**Task details:** Only the tail of the listing is wanted: the line containing "Convert this screenshot" and all after it, repeated exactly, pictures omitted.

**The data:**
——————————

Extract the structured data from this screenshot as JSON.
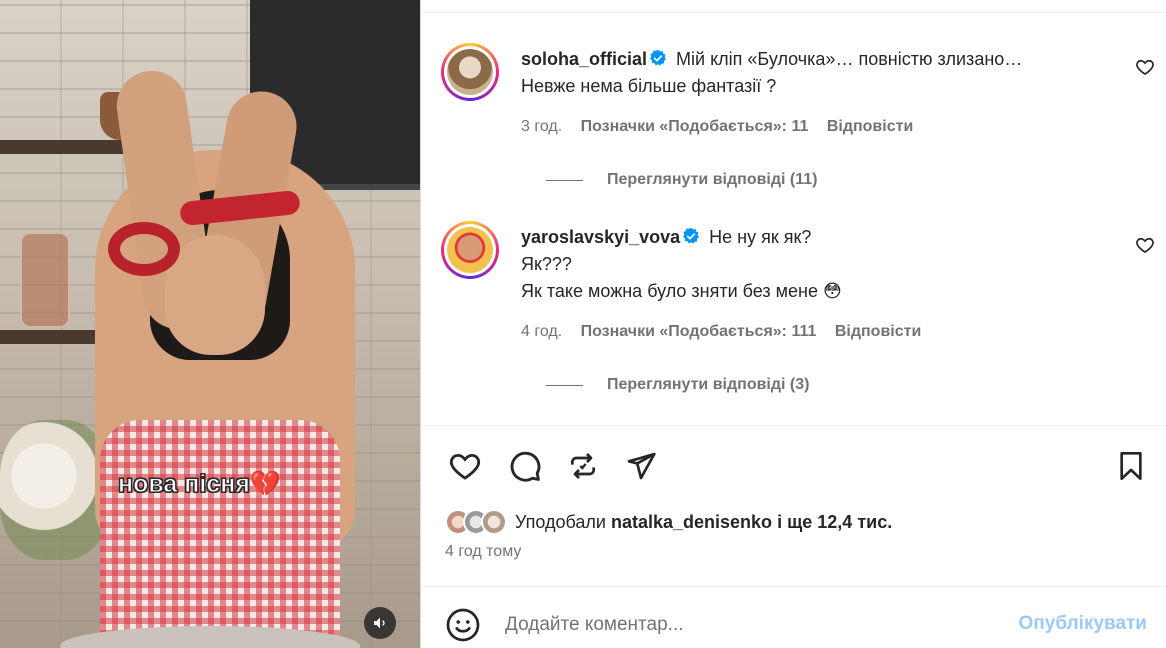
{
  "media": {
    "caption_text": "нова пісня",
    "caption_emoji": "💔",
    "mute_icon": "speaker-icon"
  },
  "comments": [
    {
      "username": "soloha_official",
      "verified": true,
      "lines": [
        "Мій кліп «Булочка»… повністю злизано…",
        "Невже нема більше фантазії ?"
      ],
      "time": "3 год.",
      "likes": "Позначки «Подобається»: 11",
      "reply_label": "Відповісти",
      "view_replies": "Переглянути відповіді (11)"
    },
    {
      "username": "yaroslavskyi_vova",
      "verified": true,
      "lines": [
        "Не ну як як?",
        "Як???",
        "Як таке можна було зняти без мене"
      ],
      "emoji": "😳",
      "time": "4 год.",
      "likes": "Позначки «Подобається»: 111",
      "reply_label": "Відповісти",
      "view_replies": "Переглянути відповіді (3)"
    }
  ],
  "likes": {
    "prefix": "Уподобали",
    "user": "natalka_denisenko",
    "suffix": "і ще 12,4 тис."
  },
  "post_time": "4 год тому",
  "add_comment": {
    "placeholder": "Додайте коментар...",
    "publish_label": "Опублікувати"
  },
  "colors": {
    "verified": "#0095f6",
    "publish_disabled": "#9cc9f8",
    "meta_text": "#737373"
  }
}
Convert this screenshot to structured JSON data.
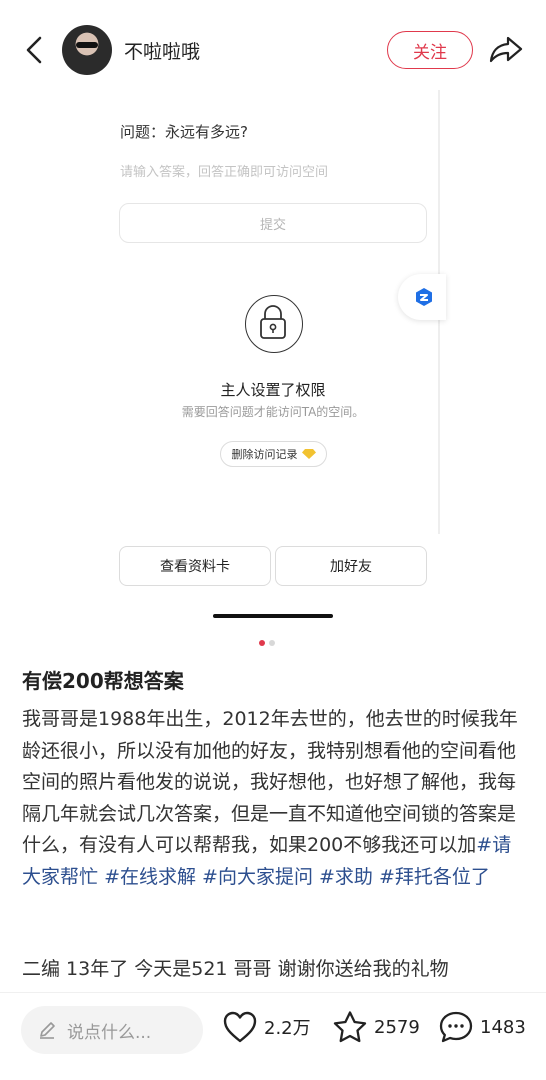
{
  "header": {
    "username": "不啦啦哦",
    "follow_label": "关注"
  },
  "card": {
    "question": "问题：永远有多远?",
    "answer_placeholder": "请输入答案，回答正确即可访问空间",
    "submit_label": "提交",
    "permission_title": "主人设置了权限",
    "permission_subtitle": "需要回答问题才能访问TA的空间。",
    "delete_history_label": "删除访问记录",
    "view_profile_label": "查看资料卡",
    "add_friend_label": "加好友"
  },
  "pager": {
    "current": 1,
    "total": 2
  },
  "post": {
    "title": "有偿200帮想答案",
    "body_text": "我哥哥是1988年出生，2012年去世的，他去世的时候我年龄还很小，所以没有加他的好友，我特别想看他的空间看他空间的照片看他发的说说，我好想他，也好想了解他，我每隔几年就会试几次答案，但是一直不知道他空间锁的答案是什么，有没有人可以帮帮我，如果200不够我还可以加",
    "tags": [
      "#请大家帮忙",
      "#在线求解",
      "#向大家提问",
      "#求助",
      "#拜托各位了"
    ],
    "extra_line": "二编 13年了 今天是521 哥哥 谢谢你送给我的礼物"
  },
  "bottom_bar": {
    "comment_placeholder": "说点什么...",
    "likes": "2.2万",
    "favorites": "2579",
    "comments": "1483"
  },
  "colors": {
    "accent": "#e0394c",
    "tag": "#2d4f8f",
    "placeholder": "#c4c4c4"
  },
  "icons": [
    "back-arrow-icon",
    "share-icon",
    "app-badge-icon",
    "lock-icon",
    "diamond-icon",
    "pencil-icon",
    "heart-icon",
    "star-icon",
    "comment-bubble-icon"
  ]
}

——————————

**Task output:**
Convert this screenshot to structured JSON data.
{
  "header": {
    "username": "不啦啦哦",
    "follow_label": "关注"
  },
  "card": {
    "question": "问题：永远有多远?",
    "answer_placeholder": "请输入答案，回答正确即可访问空间",
    "submit_label": "提交",
    "permission_title": "主人设置了权限",
    "permission_subtitle": "需要回答问题才能访问TA的空间。",
    "delete_history_label": "删除访问记录",
    "view_profile_label": "查看资料卡",
    "add_friend_label": "加好友"
  },
  "pager": {
    "current": 1,
    "total": 2
  },
  "post": {
    "title": "有偿200帮想答案",
    "body_text": "我哥哥是1988年出生，2012年去世的，他去世的时候我年龄还很小，所以没有加他的好友，我特别想看他的空间看他空间的照片看他发的说说，我好想他，也好想了解他，我每隔几年就会试几次答案，但是一直不知道他空间锁的答案是什么，有没有人可以帮帮我，如果200不够我还可以加",
    "tags": [
      "#请大家帮忙",
      "#在线求解",
      "#向大家提问",
      "#求助",
      "#拜托各位了"
    ],
    "extra_line": "二编 13年了 今天是521 哥哥 谢谢你送给我的礼物"
  },
  "bottom_bar": {
    "comment_placeholder": "说点什么...",
    "likes": "2.2万",
    "favorites": "2579",
    "comments": "1483"
  },
  "colors": {
    "accent": "#e0394c",
    "tag": "#2d4f8f",
    "placeholder": "#c4c4c4"
  },
  "icons": [
    "back-arrow-icon",
    "share-icon",
    "app-badge-icon",
    "lock-icon",
    "diamond-icon",
    "pencil-icon",
    "heart-icon",
    "star-icon",
    "comment-bubble-icon"
  ]
}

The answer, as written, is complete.